|US8306079||9 Oct 2009||6 Nov 2012||Loma Linda University Medical Center||Method and apparatus for material processing|
|US8624158||10 Abr 2006||7 Ene 2014||Loma Linda University Medical Center||Manipulation apparatus for system that removes material from a surface of a structure|
|US8900803||20 Jun 2011||2 Dic 2014||James Hardie Technology Limited||Method for marking a substrate|
|US9017774 *||21 Jun 2011||28 Abr 2015||James Hardie Technology Limtied||Method for marking a coated substrate|
|US20040137201 *||21 Nov 2003||15 Jul 2004||Hannan Phyllis A||Method for creating a colored, engraved mark on a brick|
|US20040182839 *||22 Oct 2003||23 Sep 2004||Denney Paul E.||Containment plenum for laser irradiation and removal of material from a surface of a structure|

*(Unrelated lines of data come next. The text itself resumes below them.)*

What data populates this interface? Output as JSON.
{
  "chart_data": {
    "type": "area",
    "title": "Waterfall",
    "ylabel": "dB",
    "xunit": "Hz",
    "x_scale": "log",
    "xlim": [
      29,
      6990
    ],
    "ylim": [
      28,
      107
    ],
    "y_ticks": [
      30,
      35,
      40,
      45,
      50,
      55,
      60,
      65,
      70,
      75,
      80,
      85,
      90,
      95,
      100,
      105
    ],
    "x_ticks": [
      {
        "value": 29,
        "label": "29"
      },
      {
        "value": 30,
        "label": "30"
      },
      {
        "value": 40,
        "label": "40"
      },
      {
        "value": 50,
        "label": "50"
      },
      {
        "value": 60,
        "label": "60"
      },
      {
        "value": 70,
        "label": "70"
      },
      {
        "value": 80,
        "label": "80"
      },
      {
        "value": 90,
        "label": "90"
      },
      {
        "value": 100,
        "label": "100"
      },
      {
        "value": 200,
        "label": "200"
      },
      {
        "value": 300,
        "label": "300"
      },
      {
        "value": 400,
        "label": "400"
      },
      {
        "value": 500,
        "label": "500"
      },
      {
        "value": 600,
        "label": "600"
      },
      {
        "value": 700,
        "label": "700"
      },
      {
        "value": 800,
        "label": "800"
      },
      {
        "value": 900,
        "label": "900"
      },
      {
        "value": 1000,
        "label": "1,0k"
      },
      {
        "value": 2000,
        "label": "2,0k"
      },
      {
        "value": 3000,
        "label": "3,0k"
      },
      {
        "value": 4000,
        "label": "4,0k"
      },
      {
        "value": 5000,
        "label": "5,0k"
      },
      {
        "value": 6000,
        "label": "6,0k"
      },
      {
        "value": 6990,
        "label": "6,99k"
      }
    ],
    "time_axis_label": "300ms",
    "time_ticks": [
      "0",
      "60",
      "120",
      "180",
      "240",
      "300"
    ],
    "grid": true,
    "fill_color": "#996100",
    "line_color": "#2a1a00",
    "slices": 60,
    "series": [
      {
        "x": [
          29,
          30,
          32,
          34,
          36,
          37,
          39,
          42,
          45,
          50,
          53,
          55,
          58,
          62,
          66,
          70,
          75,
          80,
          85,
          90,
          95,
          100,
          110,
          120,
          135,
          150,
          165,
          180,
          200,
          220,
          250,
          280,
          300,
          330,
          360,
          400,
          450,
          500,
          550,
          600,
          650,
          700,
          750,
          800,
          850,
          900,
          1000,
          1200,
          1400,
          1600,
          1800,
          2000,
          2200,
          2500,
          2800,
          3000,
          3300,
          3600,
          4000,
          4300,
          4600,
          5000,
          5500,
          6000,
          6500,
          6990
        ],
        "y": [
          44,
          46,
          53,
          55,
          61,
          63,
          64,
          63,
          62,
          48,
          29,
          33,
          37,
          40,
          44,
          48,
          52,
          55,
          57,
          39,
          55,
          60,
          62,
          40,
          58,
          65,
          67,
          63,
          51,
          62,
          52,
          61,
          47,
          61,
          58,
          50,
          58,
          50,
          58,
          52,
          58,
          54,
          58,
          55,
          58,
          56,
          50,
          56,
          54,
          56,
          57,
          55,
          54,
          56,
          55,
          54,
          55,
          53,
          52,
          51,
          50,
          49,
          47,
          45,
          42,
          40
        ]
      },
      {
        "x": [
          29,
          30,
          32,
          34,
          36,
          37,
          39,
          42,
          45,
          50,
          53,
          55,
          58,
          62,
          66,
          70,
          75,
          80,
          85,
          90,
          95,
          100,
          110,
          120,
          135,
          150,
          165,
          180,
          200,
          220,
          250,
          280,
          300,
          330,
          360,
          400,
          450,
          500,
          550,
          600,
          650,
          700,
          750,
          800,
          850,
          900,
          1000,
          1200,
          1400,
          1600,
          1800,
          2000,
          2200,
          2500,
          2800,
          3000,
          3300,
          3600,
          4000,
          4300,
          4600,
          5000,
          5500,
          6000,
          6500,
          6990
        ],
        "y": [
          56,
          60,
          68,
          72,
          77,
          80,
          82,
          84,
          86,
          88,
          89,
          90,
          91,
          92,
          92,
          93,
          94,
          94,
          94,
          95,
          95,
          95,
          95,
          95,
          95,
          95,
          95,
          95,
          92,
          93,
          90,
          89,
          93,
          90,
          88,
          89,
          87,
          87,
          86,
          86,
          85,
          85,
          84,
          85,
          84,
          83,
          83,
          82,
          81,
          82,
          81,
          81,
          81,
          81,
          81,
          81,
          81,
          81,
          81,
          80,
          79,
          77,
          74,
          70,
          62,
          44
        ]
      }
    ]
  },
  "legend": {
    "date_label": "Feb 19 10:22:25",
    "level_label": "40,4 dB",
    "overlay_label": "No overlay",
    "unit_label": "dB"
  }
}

|US20040182841 *||22 Oct 2003||23 Sep 2004||Denney Paul E.||Laser manipulation system for controllably moving a laser head for irradiation and removal of material from a surface of a structure|
|US20040182842 *||18 Mar 2004||23 Sep 2004||Denney Paul E.||Laser head for irradiation and removal of material from a surface of a structure|
|US20040182998 *||22 Oct 2003||23 Sep 2004||Denney Paul E.||Method and apparatus for detecting embedded rebar within an interaction region of a structure irradiated with laser light|
|US20040182999 *||18 Mar 2004||23 Sep 2004||Denney Paul E.||Method and apparatus for detecting embedded rebar within an interaction region of a structure irradiated with laser|
|US20040197490 *||8 Ago 2003||7 Oct 2004||Rieck Albert S||Methods for vitrescent marking|
|US20040208212 *||18 Mar 2004||21 Oct 2004||Denney Paul E.||Method and apparatus for material processing|
|US20050040150 *||22 Oct 2003||24 Feb 2005||Denney Paul E.||Laser head for irradiation and removal of material from a surface of a structure|
|WO2007050434A1 *||19 Oct 2006||3 May 2007||George M Arnold||Pigmented images on stone|
|Clasificación de EE.UU.||264/400, 264/434, 219/121.66|
|Clasificación internacional||B23K26/16, B23K26/40, C04B41/00, B44C1/22, B41M1/34, C04B41/80, B41M5/24|
|Clasificación cooperativa||B23K26/408, C04B41/80, C04B41/009, B44C1/228, C04B41/0036, B41M5/24, B23K26/16, B41M1/34|
|Clasificación europea||B23K26/40B11B12, C04B41/00V, B41M5/24, B23K26/16, B44C1/22L, B41M1/34, C04B41/80, C04B41/00L|
|22 Feb 1995||AS||Assignment|
Owner name: LASER LIGHT TECHNOLOGIES, INC., MISSOURI
Free format text: ASSIGNMENT OF ASSIGNORS INTEREST;ASSIGNORS:FIELDS, WILLIAM C.;FREDRICK, DAN;GRANNEMANN, STEVE;AND OTHERS;REEL/FRAME:007355/0637
Effective date: 19950217
|21 Ene 2000||FPAY||Fee payment|
Year of fee payment: 4
|8 Oct 2003||FPAY||Fee payment|
Year of fee payment: 8
|10 Mar 2008||FPAY||Fee payment|
Year of fee payment: 12
|29 Nov 2012||AS||Assignment|
Owner name: FUNDRAISING BRICK LLC, MISSOURI
Effective date: 20121121
Free format text: ASSIGNMENT OF ASSIGNORS INTEREST;ASSIGNOR:LASER LIGHT TECHNOLOGIES, INC.;REEL/FRAME:029371/0330